Wouldn’t it be nice to have a clear strategy for preventing burnout—instead of reacting to the problem after the fact?
Employees everywhere are susceptible to burnout. A recent survey of IT professionals revealed that 72 percent of respondents admitted they were stressed. 67 percent were open to switching careers. 42 percent were so stressed about work that they lost sleep.
According to the World Health Organization, American workers suffering from stress cost businesses upwards of $300 billion every year. The Department of Health and Human services reports that stress is the root cause of 70 percent of illness.
For businesses that rely on sales, where stress levels run high, burnout is inevitable. It’s the primary factor that motivates high-performing salespeople to jump ship, too.
As a sales manager, it’s your job to keep salespeople happy and motivated—and to help them avoid burnout.
The Inevitable Outcome of the Sales Job
The nature of a job in the sales industry results in high levels of stress.
In almost no other industry is there a huge pressure, day after day, to close deals and meet sales goals. This continuous pressure is wearing, and no salesperson is immune to burnout as a result of the stress.
Sales managers can help their teams overcome the potential for burnout by knowing how to identify signs of burnout and creating an atmosphere that prevents it.
Hands down, preventing burnout is the best way to deal with the problem.
But it’s difficult for a leader to look at a salesperson that’s really turning in the numbers and say, Hmmm. I think she’s nearing burnout. However, it’s often the best salespeople that are most susceptible.
Here a few ideas for preventing burnout in your team:
Segment the Sales Process
As much as possible, segment the sales process so that your employees’ skills match the job at hand.
Don’t put your best closer on cold calls. The skills he has to close the sale are different from the ones he needs to cold call a lead. Instead, identify people on the team with the skillset to prospect, and let your experienced sales people call qualified leads. Further segment the process by separating tasks like lead qualification, inbound leads and so on.
Suggest a Lateral Move
Let’s say your best salesperson’s performance starts to drop. Instead of putting more pressure on her to perform, move her to a new product line or a different niche. A lateral move provides the sales person with a new challenge to which she can apply her finely honed sales skills.
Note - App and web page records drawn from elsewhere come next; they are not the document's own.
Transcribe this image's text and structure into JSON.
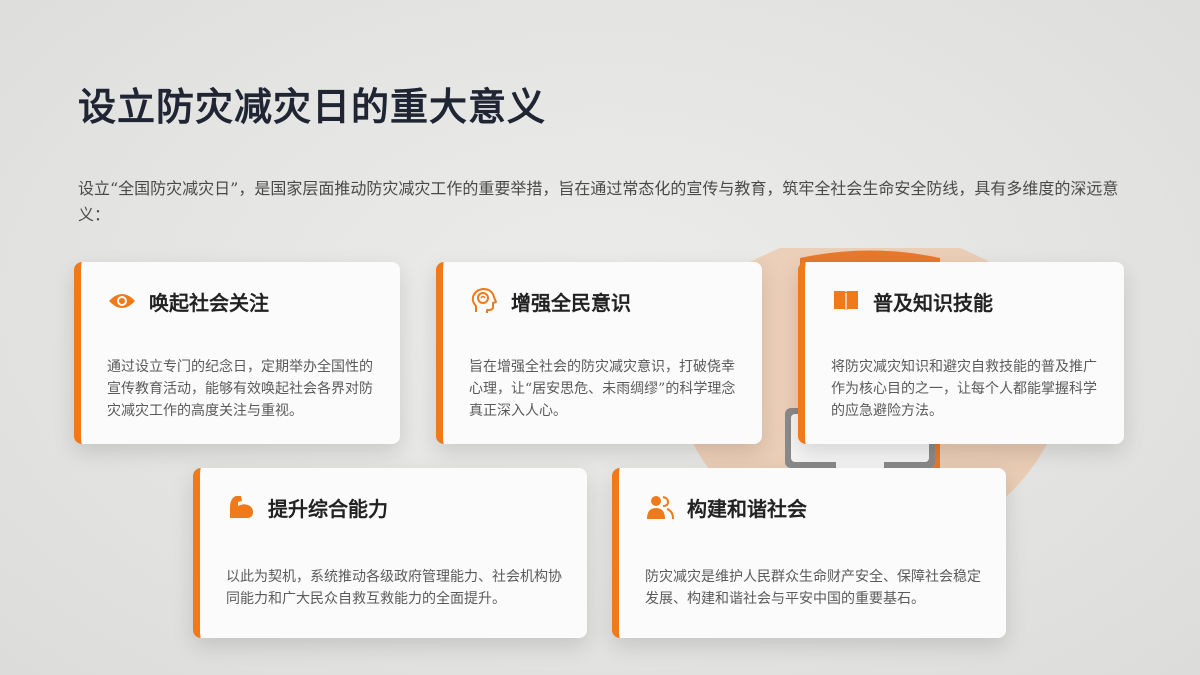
{
  "page": {
    "title": "设立防灾减灾日的重大意义",
    "intro": "设立“全国防灾减灾日”，是国家层面推动防灾减灾工作的重要举措，旨在通过常态化的宣传与教育，筑牢全社会生命安全防线，具有多维度的深远意义："
  },
  "accent_color": "#f07a1a",
  "cards": [
    {
      "icon": "eye-icon",
      "title": "唤起社会关注",
      "body": "通过设立专门的纪念日，定期举办全国性的宣传教育活动，能够有效唤起社会各界对防灾减灾工作的高度关注与重视。"
    },
    {
      "icon": "brain-head-icon",
      "title": "增强全民意识",
      "body": "旨在增强全社会的防灾减灾意识，打破侥幸心理，让“居安思危、未雨绸缪”的科学理念真正深入人心。"
    },
    {
      "icon": "book-icon",
      "title": "普及知识技能",
      "body": "将防灾减灾知识和避灾自救技能的普及推广作为核心目的之一，让每个人都能掌握科学的应急避险方法。"
    },
    {
      "icon": "muscle-arm-icon",
      "title": "提升综合能力",
      "body": "以此为契机，系统推动各级政府管理能力、社会机构协同能力和广大民众自救互救能力的全面提升。"
    },
    {
      "icon": "people-icon",
      "title": "构建和谐社会",
      "body": "防灾减灾是维护人民群众生命财产安全、保障社会稳定发展、构建和谐社会与平安中国的重要基石。"
    }
  ]
}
Identifying Potential Burnout
In addition to preventing burnout, put systems into place to identify salespeople who are nearing burnout or are already there. Here’s what you should look for:
- Slumping Sales Stats One of the biggest indicators of a burned-out salesperson is the sales numbers. If you see these start to decline, take notice. Unfortunately, a slump in sales is often one of the last signs you’ll notice. You’ll also want to learn what cues to look for that are early indicators of potential burnout.
- Attitude Changes. Salespeople that are stressed out and nearing burnout will lack enthusiasm. They are easily distracted and veer off task, and have a negative attitude about products or customers.
- Daily Routines. If you have a system in place to track daily activities—and you should—watching for a pattern or change in routine can help you identify burnout.
- Response to the Numbers. A motivated salesperson loves to watch the numbers and closely track success. Send weekly emails that showcase the team’s performance. · Using a trackable link, you can check to see who is and isn’t opening the emails. Keep an eye on people who aren’t even opening the email. Take them aside to gauge their mental status.
- Look For “Status Quo” Team Members. Often, salespeople who’ve lost their mojo will do only the status quo to get by. If you look into their daily activities, you’ll notice a pattern of maintaining existing leads and contacts, but little effort is going into reaching out to new leads.
When you identify salespeople in crisis, schedule a meeting to address your concerns. Then, develop a strategy to prevent sales burnout. With the right tools to identify signs of burnout, and help prevent it, you’ll be able to keep your top-performing salespeople at your company.